Region Article

Mosel Saar Ruwer

Last edited on 4/1/2016 by joraesque
There are 12 versions of this article / View version history

Starting in 2007 the German wine authorities have changed labeling laws to rename all of the Mosel-Saar-Ruwer wines to just "Mosel." This puts this and other database driven sites in a difficult spot, as millions of old wine label reflect the former labeling. As described here, CellarTracker has elected to remain with the old labeling for a number of years to avoid confusion. At some point we will switch over to just "Mosel" but not for a few years at least.
Mosel WeinKulturland (Moselwein e.V.)

Detailed geographical information at

#2014 Vintage Notes:
"The heterogeneity of the 2014 vintage carries over onto the aging process. The top wines start to close down, as one would expect from these wines which are a remake of those from the 1990s. The wines affected by gin, saffron and mushroom flavors are still comparatively open and offer a not unattractive Scheurebe styled fruit opulence. We would opt to drink up these lesser wines except for the odd bottle and bury the little treasures of the vintage deep into the cellar." - Mosel Fines Wines, No. 30, March 2016

#2013 Vintage Notes:
"The fruity-styled 2013 wines have firmed up significantly since last year and start to show signs of closing down, making the underlying acidity seemingly sharp and out of balance. The better dry wines have come out of their earlt armor of smoke and tannin but the acidity may prove quite challenging. Quite frankly, except for some smaller bottlings, this is a vintage to lay down and wait." - Mosel Fines Wines, No. 27, March 2015

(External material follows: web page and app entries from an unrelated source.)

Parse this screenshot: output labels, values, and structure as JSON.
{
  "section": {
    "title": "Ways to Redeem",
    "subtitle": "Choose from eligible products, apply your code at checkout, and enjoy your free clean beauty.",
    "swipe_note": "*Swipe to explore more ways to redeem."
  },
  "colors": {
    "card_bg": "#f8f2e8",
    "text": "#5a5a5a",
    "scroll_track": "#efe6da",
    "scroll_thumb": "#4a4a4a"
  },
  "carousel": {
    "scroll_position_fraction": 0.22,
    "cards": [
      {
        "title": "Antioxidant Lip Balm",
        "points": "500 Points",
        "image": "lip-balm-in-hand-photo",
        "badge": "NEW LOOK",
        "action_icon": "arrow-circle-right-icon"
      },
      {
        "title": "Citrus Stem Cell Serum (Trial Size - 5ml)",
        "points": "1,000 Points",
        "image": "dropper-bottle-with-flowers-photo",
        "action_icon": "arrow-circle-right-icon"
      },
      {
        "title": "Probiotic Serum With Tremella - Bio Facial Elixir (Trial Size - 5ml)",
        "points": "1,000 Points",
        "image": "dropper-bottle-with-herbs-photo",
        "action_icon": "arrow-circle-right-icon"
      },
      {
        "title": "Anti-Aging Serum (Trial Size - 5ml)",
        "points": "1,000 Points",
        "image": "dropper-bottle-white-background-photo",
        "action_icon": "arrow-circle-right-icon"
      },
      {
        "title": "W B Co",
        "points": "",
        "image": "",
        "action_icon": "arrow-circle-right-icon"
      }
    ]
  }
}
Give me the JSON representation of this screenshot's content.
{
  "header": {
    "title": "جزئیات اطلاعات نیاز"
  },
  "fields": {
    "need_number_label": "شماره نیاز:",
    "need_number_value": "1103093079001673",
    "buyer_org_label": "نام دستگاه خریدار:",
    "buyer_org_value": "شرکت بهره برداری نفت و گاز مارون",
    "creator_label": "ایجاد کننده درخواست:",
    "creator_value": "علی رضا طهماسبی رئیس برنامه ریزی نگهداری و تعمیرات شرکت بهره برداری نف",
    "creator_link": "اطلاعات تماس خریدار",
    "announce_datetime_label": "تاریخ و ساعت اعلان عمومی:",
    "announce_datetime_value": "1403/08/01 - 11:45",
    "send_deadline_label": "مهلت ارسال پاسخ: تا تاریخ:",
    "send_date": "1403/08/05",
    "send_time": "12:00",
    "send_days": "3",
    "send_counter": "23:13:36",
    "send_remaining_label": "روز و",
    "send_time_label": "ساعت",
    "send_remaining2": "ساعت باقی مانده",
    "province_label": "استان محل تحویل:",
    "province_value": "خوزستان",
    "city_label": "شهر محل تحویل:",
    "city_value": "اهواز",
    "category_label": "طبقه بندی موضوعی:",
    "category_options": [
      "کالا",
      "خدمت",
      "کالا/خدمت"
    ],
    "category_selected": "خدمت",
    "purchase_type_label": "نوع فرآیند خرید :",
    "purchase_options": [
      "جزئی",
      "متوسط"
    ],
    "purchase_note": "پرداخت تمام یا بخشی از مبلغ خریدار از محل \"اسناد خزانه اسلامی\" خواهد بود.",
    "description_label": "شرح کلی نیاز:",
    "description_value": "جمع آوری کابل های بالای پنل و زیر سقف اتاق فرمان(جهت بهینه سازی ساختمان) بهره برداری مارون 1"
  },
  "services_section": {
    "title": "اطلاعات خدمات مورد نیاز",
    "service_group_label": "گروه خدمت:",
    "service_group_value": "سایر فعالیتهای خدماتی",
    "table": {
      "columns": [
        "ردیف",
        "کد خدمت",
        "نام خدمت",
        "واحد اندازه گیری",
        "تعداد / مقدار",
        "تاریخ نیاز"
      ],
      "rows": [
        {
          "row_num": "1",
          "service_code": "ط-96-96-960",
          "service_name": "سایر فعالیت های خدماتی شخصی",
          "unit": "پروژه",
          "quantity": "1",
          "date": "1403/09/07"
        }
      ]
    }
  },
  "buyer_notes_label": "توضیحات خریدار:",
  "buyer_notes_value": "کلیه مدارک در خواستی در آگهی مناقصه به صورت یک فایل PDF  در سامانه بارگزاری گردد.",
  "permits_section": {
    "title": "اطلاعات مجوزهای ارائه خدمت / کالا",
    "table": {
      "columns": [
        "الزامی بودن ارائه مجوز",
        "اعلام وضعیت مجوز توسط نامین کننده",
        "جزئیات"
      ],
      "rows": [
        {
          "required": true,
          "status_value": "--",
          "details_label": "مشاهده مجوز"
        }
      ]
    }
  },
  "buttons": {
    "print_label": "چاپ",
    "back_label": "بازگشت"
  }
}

#2012 Vintage Notes:
"The 2012 wines have put on some flesh and go through a 'fattier' phase which is not unlike what the 2007 went through at the same period. However, the zestier acidity cuts through this 'weight' and makes the wines thoroughly enjoyable at this early stage. In particular the fruity Kabinett and Spatlese as well as the off-dry and dry wines offer much pleasure. We expect these wines to close down over the coming year or two. Enjoy while it lasts!" - Mosel Fines Wines, No. 27, March 2015

#2011 Vintage Notes:
"A bit to our surprise, the 2011 wines have shut down and go through a quite difficult and muted phase now. Their low acidity combined with their maturity makes them feel rich, opulent and often bulky, and thus not really enjoyable. We expect that these will need at least a decade to integrate their sweetness and gain in harmony. The only exception is the dry wines, whose low acidity makes for great food companionship." - Mosel Fines Wines, No. 27, March 2015

#2010 Vintage Notes:
"After a mellower period in 2012, many 2010 wines have firmed up and developed a stronger smoky side. However, most continue to shine through their fruit opulence, structure and deliciously zesty but ripe acidity. This suits in particular the off-dry bottlings, which have more charm than the legally dry wines. Will these wines close down? Actually, the softening acidity makes us wonder now but it also provides further evidence that these wines will turn out harmonious after all." - Mosel Fines Wines, No. 27, March 2015

#2009 Vintage Notes:
"Most 2009 wines have closed down, which accentuates their round and soft side forward. Many can still be quite enjoyable but the times of primary fruit with its attractive aromatic expression and a generous acidic kick are now over. Except for the dry wines, we would definitely recommend keeping your hands off any bottle in your cellar and possibly buying more wines from this vintage on the market as these are true gems in the making." - Mosel Fines Wines, No. 27, March 2015